“We need more young people in science and disaster management. They’re the next generation of scientists and the link between innovation and our future preparedness,” says Dr Tan.

This year’s challenge wraps up with students demonstrating their earthquake alert systems in front of peers from a range of Wellington schools and a panel of judges.

Toka Tū Ake EQC’s Chief Resilience and Research Officer, Dr Jo Horrocks says that giving our young people exposure, experience, and the opportunity to learn about the technology behind our sciences opens the door to a world they may not have thought about yet.

“We’re excited to support such an important initiative that gives our young students access to some of New Zealand’s most renowned seismic experts. I’m looking forward to seeing what the students come up with this year,” says Dr Horrocks.

Last year, students blew judges away with their performance and ability to overcame difficulties through teamwork and innovative, effective, and detailed earthquake alert systems.

Among the 11 colleges that participated in this year’s challenge, seven colleges made it to the second and final phase. They include Wellington High School, Paraparaumu College, St Patrick’s College, St Mary’s College, Samuel Marsden Collegiate School, Te Kura Māori o Porirua, and Taita College.


More information about CRISiSLab:
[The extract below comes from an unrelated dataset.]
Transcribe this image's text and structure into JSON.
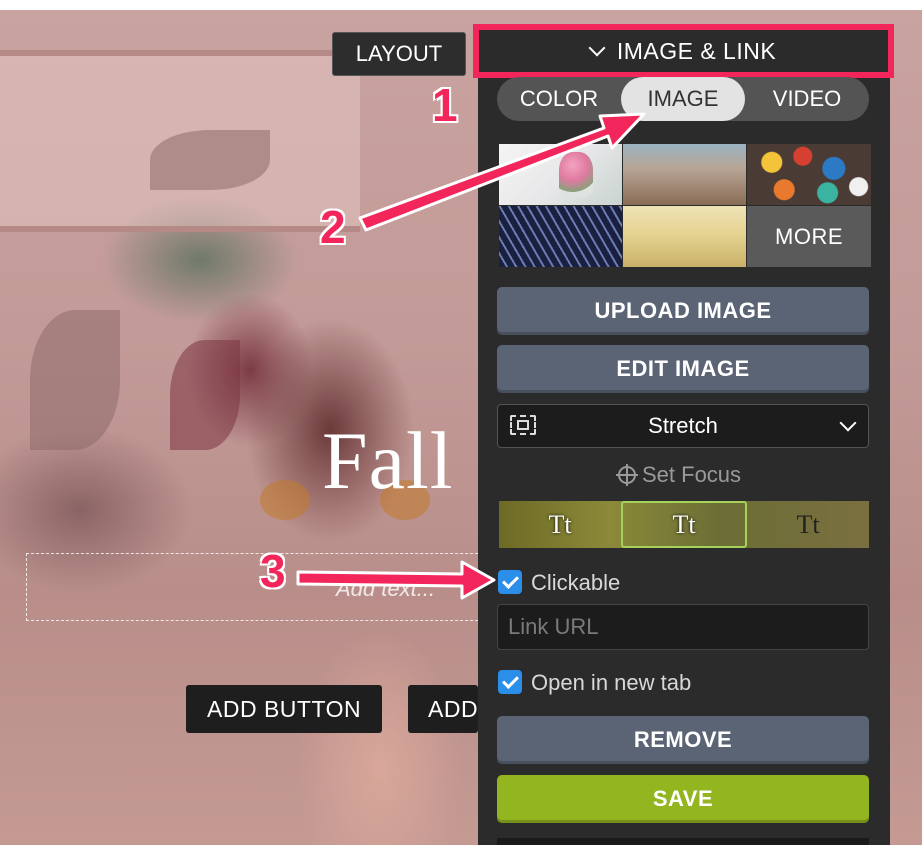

  • The CRISiSLab (Crisis Response and Integrated Simulation Science Laboratory) is a research and learning laboratory based in the Joint Centre for Disaster Research (JCDR), Massey University, Wellington.
  • CRISiSLab’s mission is to contribute to advancing technology-driven solutions in crisis management. It also supports students and researchers from multiple universities and agencies to study the design, implementation, and evaluation of technological tools for crisis management.
  • Find out more about this year’s challenge at link)